═══ Data for this task

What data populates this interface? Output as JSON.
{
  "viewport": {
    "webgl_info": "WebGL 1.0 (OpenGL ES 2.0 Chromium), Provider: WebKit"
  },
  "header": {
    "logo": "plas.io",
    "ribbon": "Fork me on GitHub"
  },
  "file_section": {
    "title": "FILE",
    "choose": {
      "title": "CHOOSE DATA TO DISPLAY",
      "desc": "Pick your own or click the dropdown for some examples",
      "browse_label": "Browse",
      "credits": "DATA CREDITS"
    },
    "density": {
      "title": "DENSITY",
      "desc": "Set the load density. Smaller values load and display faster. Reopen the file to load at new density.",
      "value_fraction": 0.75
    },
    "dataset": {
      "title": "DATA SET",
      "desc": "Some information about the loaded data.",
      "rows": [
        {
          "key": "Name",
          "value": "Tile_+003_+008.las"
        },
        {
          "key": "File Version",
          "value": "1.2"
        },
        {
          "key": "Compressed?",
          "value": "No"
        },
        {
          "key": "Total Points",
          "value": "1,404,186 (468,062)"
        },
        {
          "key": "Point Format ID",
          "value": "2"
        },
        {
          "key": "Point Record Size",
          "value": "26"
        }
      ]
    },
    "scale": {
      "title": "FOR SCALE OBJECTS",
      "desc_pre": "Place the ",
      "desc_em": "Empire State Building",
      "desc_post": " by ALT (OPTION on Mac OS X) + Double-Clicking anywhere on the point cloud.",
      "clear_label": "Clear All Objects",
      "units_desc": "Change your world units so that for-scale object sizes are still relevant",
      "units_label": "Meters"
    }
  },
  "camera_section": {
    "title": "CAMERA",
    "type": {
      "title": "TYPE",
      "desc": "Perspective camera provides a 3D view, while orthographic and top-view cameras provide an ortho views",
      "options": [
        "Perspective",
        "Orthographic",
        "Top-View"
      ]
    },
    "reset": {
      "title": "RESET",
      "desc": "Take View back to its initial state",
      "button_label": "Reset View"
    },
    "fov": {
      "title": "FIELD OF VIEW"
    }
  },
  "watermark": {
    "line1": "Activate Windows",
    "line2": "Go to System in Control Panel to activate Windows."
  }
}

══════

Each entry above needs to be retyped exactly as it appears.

Written reply -
What data populates this interface? Output as JSON.
{
  "viewport": {
    "webgl_info": "WebGL 1.0 (OpenGL ES 2.0 Chromium), Provider: WebKit"
  },
  "header": {
    "logo": "plas.io",
    "ribbon": "Fork me on GitHub"
  },
  "file_section": {
    "title": "FILE",
    "choose": {
      "title": "CHOOSE DATA TO DISPLAY",
      "desc": "Pick your own or click the dropdown for some examples",
      "browse_label": "Browse",
      "credits": "DATA CREDITS"
    },
    "density": {
      "title": "DENSITY",
      "desc": "Set the load density. Smaller values load and display faster. Reopen the file to load at new density.",
      "value_fraction": 0.75
    },
    "dataset": {
      "title": "DATA SET",
      "desc": "Some information about the loaded data.",
      "rows": [
        {
          "key": "Name",
          "value": "Tile_+003_+008.las"
        },
        {
          "key": "File Version",
          "value": "1.2"
        },
        {
          "key": "Compressed?",
          "value": "No"
        },
        {
          "key": "Total Points",
          "value": "1,404,186 (468,062)"
        },
        {
          "key": "Point Format ID",
          "value": "2"
        },
        {
          "key": "Point Record Size",
          "value": "26"
        }
      ]
    },
    "scale": {
      "title": "FOR SCALE OBJECTS",
      "desc_pre": "Place the ",
      "desc_em": "Empire State Building",
      "desc_post": " by ALT (OPTION on Mac OS X) + Double-Clicking anywhere on the point cloud.",
      "clear_label": "Clear All Objects",
      "units_desc": "Change your world units so that for-scale object sizes are still relevant",
      "units_label": "Meters"
    }
  },
  "camera_section": {
    "title": "CAMERA",
    "type": {
      "title": "TYPE",
      "desc": "Perspective camera provides a 3D view, while orthographic and top-view cameras provide an ortho views",
      "options": [
        "Perspective",
        "Orthographic",
        "Top-View"
      ]
    },
    "reset": {
      "title": "RESET",
      "desc": "Take View back to its initial state",
      "button_label": "Reset View"
    },
    "fov": {
      "title": "FIELD OF VIEW"
    }
  },
  "watermark": {
    "line1": "Activate Windows",
    "line2": "Go to System in Control Panel to activate Windows."
  }
}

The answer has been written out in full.